→ **ACTION ITEM**
Count the lines in the entries below that include the word "true". Give nothing but the number.

[Opening RECORD SET section]

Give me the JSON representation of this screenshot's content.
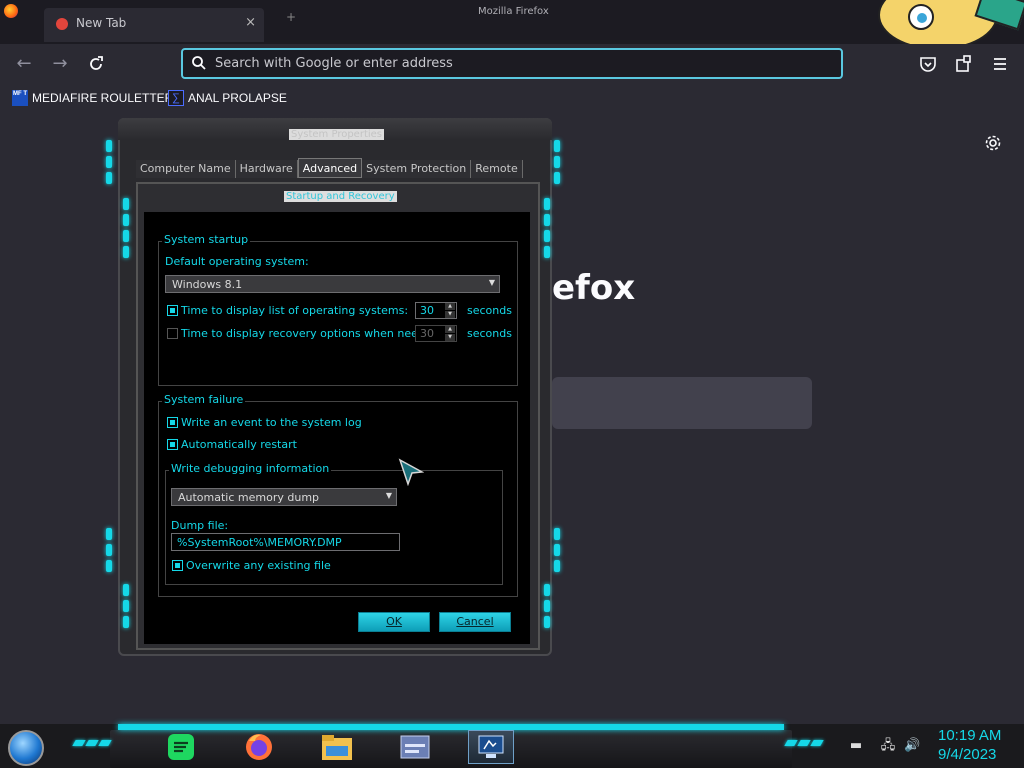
{
  "browser": {
    "window_title": "Mozilla Firefox",
    "tab_title": "New Tab",
    "tab_close": "×",
    "urlbar_placeholder": "Search with Google or enter address",
    "bookmarks": [
      {
        "label": "MEDIAFIRE ROULETTER",
        "icon": "mediafire-icon",
        "favicon_text": "MF T"
      },
      {
        "label": "ANAL PROLAPSE",
        "icon": "bookmark-site-icon",
        "favicon_text": "∑"
      }
    ],
    "newtab_heading_fragment": "efox"
  },
  "system_properties": {
    "title": "System Properties",
    "tabs": [
      {
        "label": "Computer Name",
        "selected": false
      },
      {
        "label": "Hardware",
        "selected": false
      },
      {
        "label": "Advanced",
        "selected": true
      },
      {
        "label": "System Protection",
        "selected": false
      },
      {
        "label": "Remote",
        "selected": false
      }
    ]
  },
  "startup_recovery": {
    "title": "Startup and Recovery",
    "system_startup": {
      "group_label": "System startup",
      "default_os_label": "Default operating system:",
      "default_os_value": "Windows 8.1",
      "display_list_label": "Time to display list of operating systems:",
      "display_list_checked": true,
      "display_list_value": "30",
      "recovery_label": "Time to display recovery options when needed:",
      "recovery_checked": false,
      "recovery_value": "30",
      "seconds_label": "seconds"
    },
    "system_failure": {
      "group_label": "System failure",
      "write_event_label": "Write an event to the system log",
      "write_event_checked": true,
      "auto_restart_label": "Automatically restart",
      "auto_restart_checked": true,
      "debug_group_label": "Write debugging information",
      "debug_type_value": "Automatic memory dump",
      "dump_file_label": "Dump file:",
      "dump_file_value": "%SystemRoot%\\MEMORY.DMP",
      "overwrite_label": "Overwrite any existing file",
      "overwrite_checked": true
    },
    "buttons": {
      "ok": "OK",
      "cancel": "Cancel"
    }
  },
  "taskbar": {
    "apps": [
      {
        "name": "spotify",
        "active": false
      },
      {
        "name": "firefox",
        "active": false
      },
      {
        "name": "file-explorer",
        "active": false
      },
      {
        "name": "control-panel",
        "active": false
      },
      {
        "name": "system-properties",
        "active": true
      }
    ],
    "clock_time": "10:19 AM",
    "clock_date": "9/4/2023"
  },
  "colors": {
    "accent": "#15d8e8",
    "browser_bg": "#2b2a33",
    "urlbar_focus": "#5ac8e0"
  }
}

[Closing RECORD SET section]

→ **EXERCISE RESULT**
6